His hand securely lodged in her fleshy palm, they return to the whitewashed archway of his home. Cobalt light streams through the leaded glass windows of the back door. The light washes the scurrying chickens in the kitchen courtyard periwinkle and stains the drying laundry indigo. Judith drags him past the gleaming copper pots and the glazed earthenware to the voorhuis, the formal living room used to receive visitors.
Judith cries out for his mother. Punishment must be meted out for his wandering, for the inevitable judgment of the neighbors.
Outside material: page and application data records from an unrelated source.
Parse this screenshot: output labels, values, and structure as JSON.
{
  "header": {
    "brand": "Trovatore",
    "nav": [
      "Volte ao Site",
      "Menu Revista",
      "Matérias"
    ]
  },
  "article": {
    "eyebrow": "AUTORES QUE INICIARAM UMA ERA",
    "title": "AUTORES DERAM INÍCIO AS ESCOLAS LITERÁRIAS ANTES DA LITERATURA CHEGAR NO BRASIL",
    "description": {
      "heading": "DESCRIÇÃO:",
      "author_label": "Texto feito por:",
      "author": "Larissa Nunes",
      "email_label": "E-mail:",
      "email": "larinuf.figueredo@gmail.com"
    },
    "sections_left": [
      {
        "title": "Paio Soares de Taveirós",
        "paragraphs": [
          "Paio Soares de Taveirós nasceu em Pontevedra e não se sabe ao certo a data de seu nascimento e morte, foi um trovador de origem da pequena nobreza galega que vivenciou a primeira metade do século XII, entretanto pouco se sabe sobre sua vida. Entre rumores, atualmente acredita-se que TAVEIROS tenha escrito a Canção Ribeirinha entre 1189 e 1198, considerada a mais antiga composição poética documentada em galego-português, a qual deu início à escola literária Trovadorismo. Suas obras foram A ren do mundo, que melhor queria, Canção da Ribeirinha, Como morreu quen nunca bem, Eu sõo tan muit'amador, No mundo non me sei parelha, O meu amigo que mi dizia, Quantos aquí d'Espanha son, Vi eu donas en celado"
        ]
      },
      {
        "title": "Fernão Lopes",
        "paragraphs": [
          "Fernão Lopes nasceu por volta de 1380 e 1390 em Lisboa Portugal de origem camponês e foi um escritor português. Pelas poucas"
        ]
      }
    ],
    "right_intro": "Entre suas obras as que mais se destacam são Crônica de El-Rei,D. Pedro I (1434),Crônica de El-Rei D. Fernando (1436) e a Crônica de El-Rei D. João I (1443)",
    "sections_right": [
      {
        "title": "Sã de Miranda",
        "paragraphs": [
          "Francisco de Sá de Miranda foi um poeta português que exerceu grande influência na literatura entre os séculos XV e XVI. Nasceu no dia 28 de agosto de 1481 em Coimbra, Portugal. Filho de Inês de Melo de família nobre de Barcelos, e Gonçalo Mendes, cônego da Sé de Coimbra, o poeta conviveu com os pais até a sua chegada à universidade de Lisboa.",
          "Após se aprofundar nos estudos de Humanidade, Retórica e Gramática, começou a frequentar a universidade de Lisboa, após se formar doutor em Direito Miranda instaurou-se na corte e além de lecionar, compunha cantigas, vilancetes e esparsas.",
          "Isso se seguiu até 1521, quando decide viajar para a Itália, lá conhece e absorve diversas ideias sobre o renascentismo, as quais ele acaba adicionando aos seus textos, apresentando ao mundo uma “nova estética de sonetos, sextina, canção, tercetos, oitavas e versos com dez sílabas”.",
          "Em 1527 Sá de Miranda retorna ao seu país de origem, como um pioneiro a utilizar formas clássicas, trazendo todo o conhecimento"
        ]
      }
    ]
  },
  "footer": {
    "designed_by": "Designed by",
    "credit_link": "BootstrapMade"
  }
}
The gentle tinkle of the harpsichord stops. Peering around the corner, he glimpses the landscape painted on the underside of the virginal’s raised cover. He catches Mother’s eye in the convex mirror that faces the instrument. Before she fashions the admonishing expression expected by Judith, she smiles at him, at her Johannes—her conspirator.
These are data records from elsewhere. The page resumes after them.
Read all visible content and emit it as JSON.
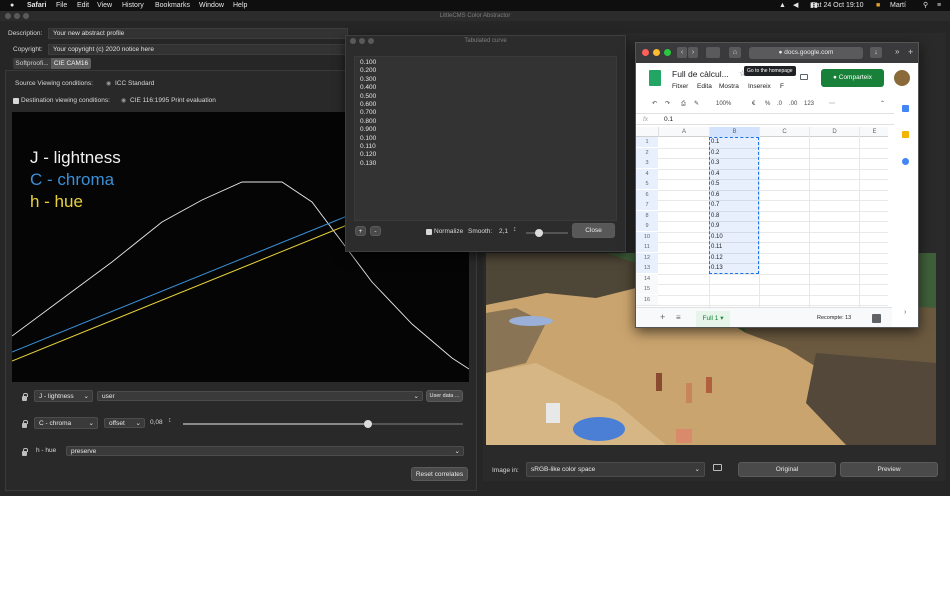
{
  "menubar": {
    "app": "Safari",
    "items": [
      "File",
      "Edit",
      "View",
      "History",
      "Bookmarks",
      "Window",
      "Help"
    ],
    "datetime": "Sat 24 Oct 19:10",
    "user": "Martí"
  },
  "main_window": {
    "title": "LittleCMS Color Abstractor",
    "description_label": "Description:",
    "description_value": "Your new abstract profile",
    "copyright_label": "Copyright:",
    "copyright_value": "Your copyright (c) 2020 notice here",
    "tabs": [
      "Softproofi...",
      "CIE CAM16"
    ],
    "source_label": "Source Viewing conditions:",
    "source_value": "ICC Standard",
    "dest_label": "Destination viewing conditions:",
    "dest_value": "CIE 116:1995  Print evaluation",
    "legend": {
      "j": "J - lightness",
      "c": "C - chroma",
      "h": "h - hue",
      "j_color": "#f2f2f2",
      "c_color": "#3a8fd6",
      "h_color": "#e8d23a"
    },
    "controls": {
      "j_select": "J - lightness",
      "j_mode": "user",
      "user_data_button": "User data ...",
      "c_select": "C - chroma",
      "c_mode": "offset",
      "c_value": "0,08",
      "c_slider_fraction": 0.66,
      "h_label": "h - hue",
      "h_mode": "preserve",
      "reset_button": "Reset correlates"
    },
    "image_in_label": "Image in:",
    "image_in_value": "sRGB-like color space",
    "original_button": "Original",
    "preview_button": "Preview"
  },
  "tabulated": {
    "title": "Tabulated curve",
    "values": [
      "0.100",
      "0.200",
      "0.300",
      "0.400",
      "0.500",
      "0.600",
      "0.700",
      "0.800",
      "0.900",
      "0.100",
      "0.110",
      "0.120",
      "0.130"
    ],
    "plus": "+",
    "minus": "-",
    "normalize_label": "Normalize",
    "smooth_label": "Smooth:",
    "smooth_value": "2,1",
    "smooth_fraction": 0.3,
    "close_button": "Close"
  },
  "browser": {
    "url": "docs.google.com",
    "tooltip": "Go to the homepage",
    "doc_title": "Full de càlcul...",
    "share_button": "Comparteix",
    "menus": [
      "Fitxer",
      "Edita",
      "Mostra",
      "Insereix",
      "F"
    ],
    "zoom": "100%",
    "currency": "€",
    "percent": "%",
    "dec1": ".0",
    "dec2": ".00",
    "numfmt": "123",
    "formula_value": "0.1",
    "columns": [
      "A",
      "B",
      "C",
      "D",
      "E"
    ],
    "row_numbers": [
      "1",
      "2",
      "3",
      "4",
      "5",
      "6",
      "7",
      "8",
      "9",
      "10",
      "11",
      "12",
      "13",
      "14",
      "15",
      "16"
    ],
    "col_b_values": [
      "0.1",
      "0.2",
      "0.3",
      "0.4",
      "0.5",
      "0.6",
      "0.7",
      "0.8",
      "0.9",
      "0.10",
      "0.11",
      "0.12",
      "0.13"
    ],
    "sheet_tab": "Full 1",
    "count_label": "Recompte: 13",
    "accent_color": "#188038"
  }
}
They wait until Judith leaves for the market. Canvassing the lane for familiar faces, all dangerous, they slip out the back door. Mother’s story for traveling the way of scullery maids is at the ready. But mercy provides an empty path.
He knows the way by touch, for they have traveled it after nightfall on holy days, with nary a candle to light the way. Testing himself, he closes his eyes and runs his hand along the uneven brick walls of the narrow alleyways. His fingers memorize the undulations of certain corners, the roughness of particular stones, and the end of the passage. He wonders how to capture the texture of the mortarwork with his paints, settling on hues of white over reddish brown with brushstrokes of different widths and concentration.
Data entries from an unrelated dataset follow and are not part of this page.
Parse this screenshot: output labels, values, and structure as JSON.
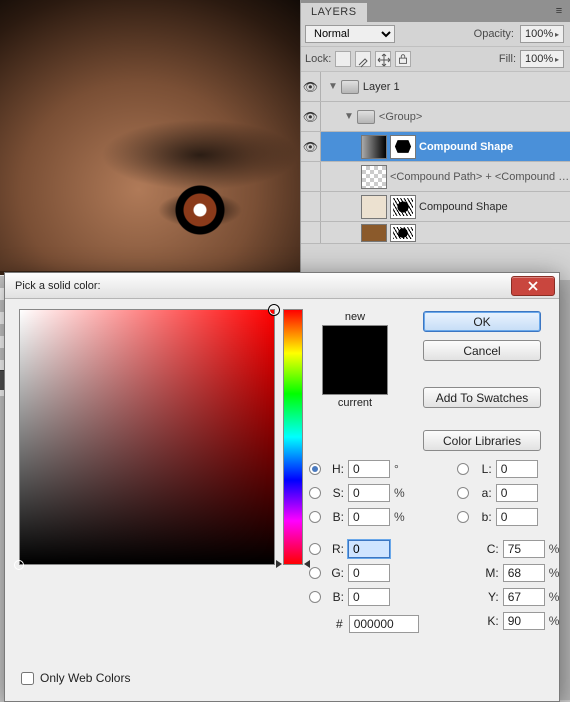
{
  "layers_panel": {
    "tab_label": "LAYERS",
    "blend_mode": "Normal",
    "opacity_label": "Opacity:",
    "opacity_value": "100%",
    "lock_label": "Lock:",
    "fill_label": "Fill:",
    "fill_value": "100%",
    "items": [
      {
        "name": "Layer 1",
        "type": "folder",
        "depth": 0,
        "expanded": true
      },
      {
        "name": "<Group>",
        "type": "folder",
        "depth": 1,
        "expanded": true
      },
      {
        "name": "Compound Shape",
        "type": "shape",
        "depth": 2,
        "selected": true,
        "thumb": "grad",
        "mask": true
      },
      {
        "name": "<Compound Path> + <Compound Path>",
        "type": "shape",
        "depth": 2,
        "thumb": "checker"
      },
      {
        "name": "Compound Shape",
        "type": "shape",
        "depth": 2,
        "thumb": "cream",
        "mask": true
      },
      {
        "name": "",
        "type": "shape",
        "depth": 2,
        "thumb": "brown",
        "mask": true
      }
    ]
  },
  "color_picker": {
    "title": "Pick a solid color:",
    "new_label": "new",
    "current_label": "current",
    "buttons": {
      "ok": "OK",
      "cancel": "Cancel",
      "add_swatch": "Add To Swatches",
      "libraries": "Color Libraries"
    },
    "only_web_label": "Only Web Colors",
    "only_web_checked": false,
    "fields": {
      "H": {
        "value": "0",
        "unit": "°",
        "radio": true,
        "selected": true
      },
      "S": {
        "value": "0",
        "unit": "%",
        "radio": true
      },
      "B": {
        "value": "0",
        "unit": "%",
        "radio": true
      },
      "R": {
        "value": "0",
        "unit": "",
        "radio": true,
        "highlight": true
      },
      "G": {
        "value": "0",
        "unit": "",
        "radio": true
      },
      "B2": {
        "label": "B",
        "value": "0",
        "unit": "",
        "radio": true
      },
      "L": {
        "value": "0",
        "unit": "",
        "radio": true
      },
      "a": {
        "value": "0",
        "unit": "",
        "radio": true
      },
      "b": {
        "value": "0",
        "unit": "",
        "radio": true
      },
      "C": {
        "value": "75",
        "unit": "%"
      },
      "M": {
        "value": "68",
        "unit": "%"
      },
      "Y": {
        "value": "67",
        "unit": "%"
      },
      "K": {
        "value": "90",
        "unit": "%"
      }
    },
    "hex_label": "#",
    "hex_value": "000000"
  }
}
He opens his eyes. The illuminated windows of a diminutive house blink at him with wide-eyed innocence. Only the initiates know the truth: The smallness of the exterior masks a subterranean expanse that billets a banned Catholic meetinghouse. Here, far from the Calvinist sight of Father, far from the condemning view of the townspeople who pretend to practice religious tolerance but, in truth, see themselves as foot soldiers in the battle against the remnants of Spanish Catholic tyranny, Mother furtively worships.
Pushing aside a rough-hewn wooden door, they descend a steep staircase. Though it is Monday, the hall teems with familiar faces, all of which greet them with nods. Like so many Catholics, Mother attends Calvinist service on Sundays—as marital vows dictate—then repents on Mondays.
They wait in silence for Mass to begin. Except for the paintings of Jesus and the saints that adorn the walls and altar, the whitewashed, vaulted interior and rows of wooden pews remind Johannes of the Calvinist church they attend with Father. Mother says the pictures are meant to help achieve a prayerful state, to bring them closer to God. Yet he learns in Sunday school that Catholic worship is heresy and idolatry, that the Word alone should be used for spiritual meditation. Johannes pities his Calvinist teachers, that they cannot feel the sacred power of the art.
The procession to the altar begins. The priest leads the pageant, resplendent in robes embroidered in gold and silver thread, and incants the Introit and Kyrie at the foot of the altar. He welcomes the congregation: “Dominus vobiscum.” Of his own volition, for Mother does not demand participation, Johannes greets the priest in reply: “Et cum spiritu tuo.”
During the Mass, the priest places his left hand on his chest and lifts the censer to incense the altar. As the censer swings like a pendulum, candlelight catches on its golden surface, irradiating dark corners and shadowed faces for a moment before arcing to brighten others. It gives all the chance to share in the light.
The incense rises. Johannes inhales the heady, sweet-smelling perfume, as exotic as his cimarron paint or perhaps the Indian yellow. He watches the smoke ascend high in a pleasing offering to God, an emblem of their prayers.
Excerpted from THE CHRYSALIS © Copyright 2011 by Heather Terrell. Reprinted with permission by Ballantine Books. All rights reserved.